#### Prompt
Output every record below exactly.

#### Dataset records
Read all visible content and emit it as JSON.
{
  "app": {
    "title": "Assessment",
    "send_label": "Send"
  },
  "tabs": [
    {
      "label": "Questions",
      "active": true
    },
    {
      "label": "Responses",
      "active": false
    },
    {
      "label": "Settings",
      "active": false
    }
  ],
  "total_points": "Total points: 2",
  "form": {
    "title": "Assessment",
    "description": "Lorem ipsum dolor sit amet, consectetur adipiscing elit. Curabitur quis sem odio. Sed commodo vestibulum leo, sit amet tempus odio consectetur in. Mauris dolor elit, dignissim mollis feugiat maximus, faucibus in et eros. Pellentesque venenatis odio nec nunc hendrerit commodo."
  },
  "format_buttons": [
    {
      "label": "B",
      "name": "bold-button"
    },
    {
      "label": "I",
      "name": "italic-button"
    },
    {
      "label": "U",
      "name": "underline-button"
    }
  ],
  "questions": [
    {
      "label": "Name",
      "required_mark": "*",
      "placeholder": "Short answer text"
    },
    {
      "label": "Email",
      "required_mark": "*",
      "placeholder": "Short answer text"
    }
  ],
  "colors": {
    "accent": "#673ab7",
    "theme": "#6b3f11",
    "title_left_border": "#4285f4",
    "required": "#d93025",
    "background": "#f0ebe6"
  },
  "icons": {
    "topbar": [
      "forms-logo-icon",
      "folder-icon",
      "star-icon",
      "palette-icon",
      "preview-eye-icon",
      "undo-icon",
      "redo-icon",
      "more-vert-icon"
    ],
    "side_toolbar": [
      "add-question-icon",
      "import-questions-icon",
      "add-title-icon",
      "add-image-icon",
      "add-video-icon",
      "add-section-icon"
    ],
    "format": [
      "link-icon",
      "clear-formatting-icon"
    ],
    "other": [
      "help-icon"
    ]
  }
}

#### Solution to this exercise
Read all visible content and emit it as JSON.
{
  "app": {
    "title": "Assessment",
    "send_label": "Send"
  },
  "tabs": [
    {
      "label": "Questions",
      "active": true
    },
    {
      "label": "Responses",
      "active": false
    },
    {
      "label": "Settings",
      "active": false
    }
  ],
  "total_points": "Total points: 2",
  "form": {
    "title": "Assessment",
    "description": "Lorem ipsum dolor sit amet, consectetur adipiscing elit. Curabitur quis sem odio. Sed commodo vestibulum leo, sit amet tempus odio consectetur in. Mauris dolor elit, dignissim mollis feugiat maximus, faucibus in et eros. Pellentesque venenatis odio nec nunc hendrerit commodo."
  },
  "format_buttons": [
    {
      "label": "B",
      "name": "bold-button"
    },
    {
      "label": "I",
      "name": "italic-button"
    },
    {
      "label": "U",
      "name": "underline-button"
    }
  ],
  "questions": [
    {
      "label": "Name",
      "required_mark": "*",
      "placeholder": "Short answer text"
    },
    {
      "label": "Email",
      "required_mark": "*",
      "placeholder": "Short answer text"
    }
  ],
  "colors": {
    "accent": "#673ab7",
    "theme": "#6b3f11",
    "title_left_border": "#4285f4",
    "required": "#d93025",
    "background": "#f0ebe6"
  },
  "icons": {
    "topbar": [
      "forms-logo-icon",
      "folder-icon",
      "star-icon",
      "palette-icon",
      "preview-eye-icon",
      "undo-icon",
      "redo-icon",
      "more-vert-icon"
    ],
    "side_toolbar": [
      "add-question-icon",
      "import-questions-icon",
      "add-title-icon",
      "add-image-icon",
      "add-video-icon",
      "add-section-icon"
    ],
    "format": [
      "link-icon",
      "clear-formatting-icon"
    ],
    "other": [
      "help-icon"
    ]
  }
}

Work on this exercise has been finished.